Hi! I’m pumped to be contributing to the Uncommon Veterinarian blog. Thanks Elliott for creating this resource for the vets and vet students who are interested in less-than-traditional vet careers. Today I’m going to babble a bit about my experience with the CDC Hubert Global Health Fellowship.
Summer in Kenya
I spent 8 weeks working with the CDC influenza branch in Nairobi, Kenya. The CDC provided me with plenty of in-country support including helping me to find an affordable, one-bedroom apartment in a safe neighborhood and provided me with transportation to and from the CDC offices every day.
I was officially working on human and domestic animal influenza surveillance in urban and rural areas but my position had a fair amount of flexibility and I was able to work on a variety of different projects ranging from a spina bifida investigation to visiting with the Kenya Wildlife Service veterinarians. As a vet student I loved the fact that I was able to work on both human and animal projects.
Day-to-Day Research Activities

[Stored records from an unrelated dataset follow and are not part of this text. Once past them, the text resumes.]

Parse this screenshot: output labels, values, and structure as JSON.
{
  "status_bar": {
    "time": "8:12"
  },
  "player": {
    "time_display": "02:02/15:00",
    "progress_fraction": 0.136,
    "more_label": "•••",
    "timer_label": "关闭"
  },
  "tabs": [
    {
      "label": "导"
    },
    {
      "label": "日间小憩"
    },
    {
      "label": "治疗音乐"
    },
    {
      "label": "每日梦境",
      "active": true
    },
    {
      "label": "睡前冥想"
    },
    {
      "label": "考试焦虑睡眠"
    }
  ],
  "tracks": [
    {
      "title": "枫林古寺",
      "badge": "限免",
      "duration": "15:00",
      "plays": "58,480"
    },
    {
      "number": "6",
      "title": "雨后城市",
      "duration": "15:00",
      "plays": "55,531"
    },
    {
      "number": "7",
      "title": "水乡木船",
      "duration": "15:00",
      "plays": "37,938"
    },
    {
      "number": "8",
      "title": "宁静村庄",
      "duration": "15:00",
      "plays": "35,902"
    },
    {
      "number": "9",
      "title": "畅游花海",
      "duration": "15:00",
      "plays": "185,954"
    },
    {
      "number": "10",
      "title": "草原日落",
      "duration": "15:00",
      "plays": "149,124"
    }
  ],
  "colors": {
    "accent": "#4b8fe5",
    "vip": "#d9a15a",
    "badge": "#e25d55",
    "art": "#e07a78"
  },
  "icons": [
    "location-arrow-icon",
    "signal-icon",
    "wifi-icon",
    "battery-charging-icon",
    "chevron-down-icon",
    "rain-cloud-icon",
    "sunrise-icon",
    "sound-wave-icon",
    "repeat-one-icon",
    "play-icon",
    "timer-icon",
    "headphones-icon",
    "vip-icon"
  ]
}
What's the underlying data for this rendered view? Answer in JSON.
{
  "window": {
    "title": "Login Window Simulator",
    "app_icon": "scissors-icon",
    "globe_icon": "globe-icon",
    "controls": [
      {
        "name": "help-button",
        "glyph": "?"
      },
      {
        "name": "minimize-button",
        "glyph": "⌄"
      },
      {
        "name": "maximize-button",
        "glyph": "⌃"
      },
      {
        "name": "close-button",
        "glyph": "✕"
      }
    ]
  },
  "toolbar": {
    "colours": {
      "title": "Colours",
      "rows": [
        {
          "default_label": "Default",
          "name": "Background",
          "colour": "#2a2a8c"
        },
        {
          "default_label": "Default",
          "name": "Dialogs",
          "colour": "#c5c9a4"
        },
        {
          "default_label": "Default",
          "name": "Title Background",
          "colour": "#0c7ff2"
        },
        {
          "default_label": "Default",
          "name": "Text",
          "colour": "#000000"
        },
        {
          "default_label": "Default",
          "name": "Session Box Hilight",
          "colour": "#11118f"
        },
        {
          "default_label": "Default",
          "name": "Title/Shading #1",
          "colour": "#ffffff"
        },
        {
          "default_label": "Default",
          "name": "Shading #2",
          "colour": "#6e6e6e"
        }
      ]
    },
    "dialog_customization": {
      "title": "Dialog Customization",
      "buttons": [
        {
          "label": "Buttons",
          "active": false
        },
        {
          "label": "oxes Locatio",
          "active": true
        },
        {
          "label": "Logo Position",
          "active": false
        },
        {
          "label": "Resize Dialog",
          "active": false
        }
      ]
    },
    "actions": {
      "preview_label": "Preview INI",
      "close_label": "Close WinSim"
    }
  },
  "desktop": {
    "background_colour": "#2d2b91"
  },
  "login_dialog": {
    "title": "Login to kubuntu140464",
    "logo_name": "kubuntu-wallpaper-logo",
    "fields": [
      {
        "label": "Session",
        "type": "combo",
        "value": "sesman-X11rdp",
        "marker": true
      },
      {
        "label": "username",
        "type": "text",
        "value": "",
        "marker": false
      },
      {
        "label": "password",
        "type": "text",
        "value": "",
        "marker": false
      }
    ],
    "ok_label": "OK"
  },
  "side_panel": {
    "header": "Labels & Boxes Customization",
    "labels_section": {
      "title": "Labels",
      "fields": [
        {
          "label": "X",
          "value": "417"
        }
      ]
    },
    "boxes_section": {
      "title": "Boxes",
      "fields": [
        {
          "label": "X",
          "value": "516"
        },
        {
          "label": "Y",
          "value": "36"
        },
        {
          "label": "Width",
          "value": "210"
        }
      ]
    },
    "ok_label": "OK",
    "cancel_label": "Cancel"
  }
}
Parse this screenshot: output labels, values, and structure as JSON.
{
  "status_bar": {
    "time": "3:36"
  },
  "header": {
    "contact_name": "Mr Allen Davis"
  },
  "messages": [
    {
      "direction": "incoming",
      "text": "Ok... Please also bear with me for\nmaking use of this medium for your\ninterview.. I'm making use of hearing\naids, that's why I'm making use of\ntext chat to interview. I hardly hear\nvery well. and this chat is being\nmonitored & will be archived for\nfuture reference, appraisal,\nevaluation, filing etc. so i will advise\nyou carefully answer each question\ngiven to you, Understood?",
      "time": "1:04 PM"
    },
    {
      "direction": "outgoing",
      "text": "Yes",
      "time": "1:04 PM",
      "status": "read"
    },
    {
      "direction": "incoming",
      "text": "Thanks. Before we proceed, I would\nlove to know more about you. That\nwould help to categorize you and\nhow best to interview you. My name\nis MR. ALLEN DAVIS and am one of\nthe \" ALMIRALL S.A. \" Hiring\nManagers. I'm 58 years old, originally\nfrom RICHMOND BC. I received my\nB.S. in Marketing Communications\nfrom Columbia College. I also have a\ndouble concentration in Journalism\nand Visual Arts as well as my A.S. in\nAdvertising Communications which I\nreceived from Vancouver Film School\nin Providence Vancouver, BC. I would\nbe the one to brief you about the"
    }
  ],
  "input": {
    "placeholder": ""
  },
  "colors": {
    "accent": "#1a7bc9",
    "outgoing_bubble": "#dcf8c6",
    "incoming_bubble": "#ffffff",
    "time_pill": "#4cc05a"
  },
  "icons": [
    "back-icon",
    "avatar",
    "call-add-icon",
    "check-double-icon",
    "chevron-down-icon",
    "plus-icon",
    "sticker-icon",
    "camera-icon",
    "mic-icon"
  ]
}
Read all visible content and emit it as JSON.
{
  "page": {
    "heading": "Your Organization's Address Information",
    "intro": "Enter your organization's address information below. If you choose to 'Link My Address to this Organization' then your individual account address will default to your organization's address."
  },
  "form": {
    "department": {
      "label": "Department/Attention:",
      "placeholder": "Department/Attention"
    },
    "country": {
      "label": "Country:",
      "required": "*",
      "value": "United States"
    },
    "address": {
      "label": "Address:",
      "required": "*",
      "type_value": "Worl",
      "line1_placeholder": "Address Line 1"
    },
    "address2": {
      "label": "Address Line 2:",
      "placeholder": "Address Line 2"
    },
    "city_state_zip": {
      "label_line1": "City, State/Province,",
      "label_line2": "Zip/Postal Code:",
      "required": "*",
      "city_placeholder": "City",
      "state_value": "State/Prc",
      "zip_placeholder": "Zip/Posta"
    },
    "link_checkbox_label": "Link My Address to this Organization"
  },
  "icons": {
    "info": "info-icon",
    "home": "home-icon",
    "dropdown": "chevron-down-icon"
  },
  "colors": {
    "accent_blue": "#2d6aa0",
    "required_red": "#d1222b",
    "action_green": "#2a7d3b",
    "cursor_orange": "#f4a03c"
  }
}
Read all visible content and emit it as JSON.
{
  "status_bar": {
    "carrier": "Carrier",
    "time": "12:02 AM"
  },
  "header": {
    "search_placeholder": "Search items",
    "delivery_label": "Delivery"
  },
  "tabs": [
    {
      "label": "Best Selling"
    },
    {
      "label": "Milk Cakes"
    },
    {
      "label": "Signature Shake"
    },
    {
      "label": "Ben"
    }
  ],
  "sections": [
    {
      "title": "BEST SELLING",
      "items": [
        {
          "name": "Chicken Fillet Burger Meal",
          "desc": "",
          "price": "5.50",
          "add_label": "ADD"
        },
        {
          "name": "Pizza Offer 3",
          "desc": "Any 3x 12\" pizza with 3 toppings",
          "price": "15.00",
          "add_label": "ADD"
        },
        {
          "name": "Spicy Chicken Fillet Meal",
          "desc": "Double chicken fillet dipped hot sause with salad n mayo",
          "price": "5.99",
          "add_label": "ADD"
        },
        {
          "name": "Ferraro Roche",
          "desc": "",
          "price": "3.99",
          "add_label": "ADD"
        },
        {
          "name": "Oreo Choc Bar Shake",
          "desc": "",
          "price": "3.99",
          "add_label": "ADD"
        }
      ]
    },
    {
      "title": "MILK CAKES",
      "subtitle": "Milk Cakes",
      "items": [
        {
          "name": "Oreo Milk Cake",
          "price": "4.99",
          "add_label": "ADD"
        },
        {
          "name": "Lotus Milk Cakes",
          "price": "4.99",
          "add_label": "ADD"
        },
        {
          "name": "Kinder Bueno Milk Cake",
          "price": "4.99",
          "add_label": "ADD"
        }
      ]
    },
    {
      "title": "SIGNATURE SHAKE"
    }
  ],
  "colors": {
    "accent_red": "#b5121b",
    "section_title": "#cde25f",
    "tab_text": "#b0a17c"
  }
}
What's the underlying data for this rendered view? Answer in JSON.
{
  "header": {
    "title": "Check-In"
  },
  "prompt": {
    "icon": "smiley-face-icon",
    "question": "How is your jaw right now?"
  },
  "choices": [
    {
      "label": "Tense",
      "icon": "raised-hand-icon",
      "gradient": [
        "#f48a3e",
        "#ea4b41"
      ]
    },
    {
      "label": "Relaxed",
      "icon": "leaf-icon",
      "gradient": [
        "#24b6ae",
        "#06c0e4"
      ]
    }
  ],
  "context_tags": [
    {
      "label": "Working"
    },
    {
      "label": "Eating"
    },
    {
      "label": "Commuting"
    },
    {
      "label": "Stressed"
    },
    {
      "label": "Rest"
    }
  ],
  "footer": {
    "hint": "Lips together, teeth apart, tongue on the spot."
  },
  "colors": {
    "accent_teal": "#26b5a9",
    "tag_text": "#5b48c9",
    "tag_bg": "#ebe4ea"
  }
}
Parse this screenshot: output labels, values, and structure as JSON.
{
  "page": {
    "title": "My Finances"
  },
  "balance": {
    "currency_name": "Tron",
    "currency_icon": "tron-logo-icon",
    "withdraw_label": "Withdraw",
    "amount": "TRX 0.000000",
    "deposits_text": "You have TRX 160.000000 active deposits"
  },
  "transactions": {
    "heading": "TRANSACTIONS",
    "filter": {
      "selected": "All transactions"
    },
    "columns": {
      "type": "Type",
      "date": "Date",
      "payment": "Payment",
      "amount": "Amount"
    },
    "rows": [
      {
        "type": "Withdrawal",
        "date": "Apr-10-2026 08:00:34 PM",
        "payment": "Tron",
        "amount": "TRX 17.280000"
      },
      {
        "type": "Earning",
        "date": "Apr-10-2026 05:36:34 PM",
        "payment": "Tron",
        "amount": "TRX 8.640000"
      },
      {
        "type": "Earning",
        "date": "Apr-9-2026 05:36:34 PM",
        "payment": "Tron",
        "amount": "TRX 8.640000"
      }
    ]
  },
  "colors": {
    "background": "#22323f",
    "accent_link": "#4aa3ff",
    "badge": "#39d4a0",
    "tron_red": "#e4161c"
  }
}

I spent a large part of my time working on the domestic animal influenza surveillance program, which the CDC was running in conjunction with the Kenyan Ministry of Public Health in Kibera, a super-slum on the outskirts of Nairobi, and rural communities near Lake Victoria.
Much of my time in Kenya revolved around the data collection part of the project. This involved riding rusted bicycles down poorly maintained dirt roads in order to reach the rural villages and farms. The ride was kept interesting by the chickens, goats, and small children who enjoyed running across the road at inopportune times.
Once we reached our location we asked the farmers questions about the health of their animals and then took blood samples as well as nasal swabs from all of the dogs, pigs, chickens, and ducks that we found.
Completing this process in Kibera, the second largest slum in Africa, was even more interesting. Kibera is comprised of thousands of shacks and network of narrow, winding paths that make navigating the community incredibly difficult for outsiders.
Rabies Outbreak Investigation
While I was working in Nairobi, the CDC received reports of a rabies outbreak in the city of Kisumu, which is located on Lake Victoria. Rabies is a huge threat across the developing world because of the huge population of street dogs.
In the past Kenya has tried to fix the problem by poisoning dogs, which rarely solves the problem and usually creates a backlash in the community. The CDC was invited by the Kenyan ministry of Public Health to help with the outbreak response. A team of rabies specialists was flown out from Atlanta and I was able to join them and help with the outbreak response.
This was an amazing experience that involved finding the people that had been bitten by dogs, educating local public health officials about rabies prevention, assuring that the rabies vaccine was reaching the right people, and helping with the massive canine rabies vaccination program.
Since I was one of the few people who were vaccinated against rabies I got very involved with the dog vaccination program. The first day I was dropped off at the side of a road with a secretary from the Ministry of Animal Health who was responsible for filling out the paperwork, a cooler filled with vaccine, and one syringe. I quickly learned how to improvise and get work done under less than ideal circumstances. Plus it really improved my reflexes.
Overall my experience with the Hubert Global Health Fellowship was amazing and I would strongly recommend it to any veterinary students who are interested in a career in international public health. If anyone has any questions about the fellowship please feel free to post a comment or send me an email at colinbasler1 [at] gmail.com. Thanks for reading!
Elliott here again: Thanks for this great summary of your experiences, Colin. Somehow I didn’t know about the Hubert Global Health Fellowship when I was in veterinary school, so I’m glad to have the opportunity to make sure everyone is aware of this great opportunity for some unique international training. Most of you know that I have a special place in my heart for Africa and I hope to get back there for more work one day.
This is good timing for all you readers because the deadline for the next class of Hubert Global Health Fellows is February 15! Check out all the application information here. The fellowship is open to 2nd and 3rd year U.S. veterinary students who can do their 6-12 week field assignment between July 1, 2013, and June 30, 2014.
What questions do you have for Colin? Do you think this looks like a good opportunity for you?